That Old Nostalgia

I've been blogging for a year and a half, having started a few months from graduating college. My first posts were done each month and each month - I looked forward to it. Something about establishing who I am at that time. And being able to read it later. Being nostalgic - was exciting. Where I've been - was exciting. It's strange to go back and reread some early posts.

Of recent, I finally got it.

When I first started college, I made some fearful remarks that we live in a time of nothing. I believed that our time would somehow not exist. That thousands of years from now, people won't be able to establish who we are.

The Romans had their statues and art. The Egyptians have pyramids. And recently, I looked at different decades and could feel their presence. Of course, most of that's been dictated for me by films and music. I refer to The Beatles and psychedelic hippies. Led Zeppelin and disco. Studio 64. Ronald Regan, cocaine. Money and Cindi Lauper. Nirvana and Reality Bytes. Puff Daddy and .Com(s).

And then the decade changed.

Then there was nothing. I mean, we didn't really do anything "new." Everything was nostalgic. A repetition. The Strokes. Every movie is a remake. A Sequel. A fucking comic book. And so, when people wanted to refer to the 2000s as a period. A decade -

It wouldn't make any sense.

It wouldn't be anything.

I assumed.

And then. Suddenly. It did. The coming of this fall. The cool air seeping into my bedroom. The weight of my blankets warming me. The way the tip of my nose tips a bit of cool. Everything started to feel - nostalgic.

I assume some of it has to do with the fact that last September was the first month I really felt - I lived in Los Angeles. The end of last June I moved out here. The first time I really moved away from home. My parents didn't live with me while I was in college. But I lived close enough that it felt like I was on an extended vacation. Sitting here across the country makes me truly - independent. I began my first day in Los Angeles, on the red carpet. Then, in July, I was trying to find my first job. Looking for a place. In August, I was moving in. Settling. And then. September rolls around.

And I'm settled.

Last September, I was stressed about money. Work. I took a secret trip to New York. Moving away - was somehow frightening and I had to get away. Escape. And visit friends. I believe New York is where I belong. If I could afford it. In New York, I went to the 2006 Wired Fest. I decided to give up my Veganism. I cried. (That lasted the VERY unlucky month of October) (until I got into AFI in the first half of November and took it back).

Now. One year later, I'm here.

It feels familiar. This is the first year, I'm looking forward to my birthday. I'm not excited for gifts or phone calls. I'm going to be working that day but there something about it. That specific day that, above all other days, feels most familiar. It's a day that when you wake up you say to yourself. It's my birthday. There something incredibly egotistical and beautiful about it. It's a day we've given ourselves to celebrate us.

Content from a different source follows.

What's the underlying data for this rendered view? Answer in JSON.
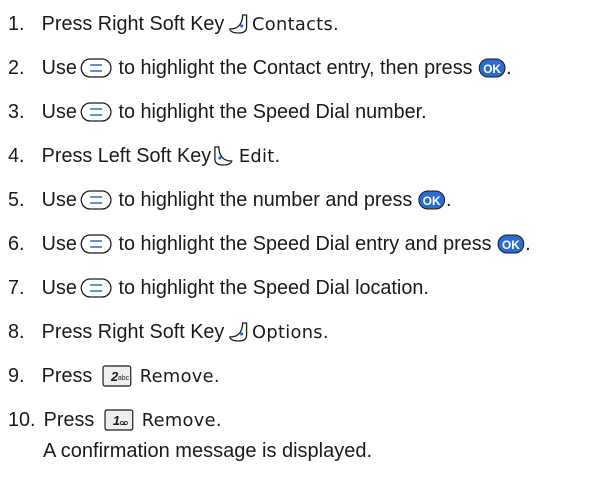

I think it hits me more with the coming fall at the end of September. More than any change, it affects me most. I think because I detest hot weather. I hate feeling sticky and sweaty. I never liked the beach. I'm pale. I don't have an attractive - naked - body. Being hot isn't my thing. I'd rather be cold. And pale. And dressed in layers.

I'd rather it snow.

And now it's 2007. I'm going to be turning 26. And the 2000s, seem familiar. Apple products. iPods. iPhones. Digital music. Laptops. The Iraq War. Indie music. Sequels and comic book movies. George W. Bush.

I woke up today wondering what the Teens will bring. Where will I be in 2017? What do they have to offer. It's exciting to exist. And I'm giving myself an early (10 day) Happy Birthday.

I'm going to take a shower and head to the 2007 Wired Fest.

The future is waiting.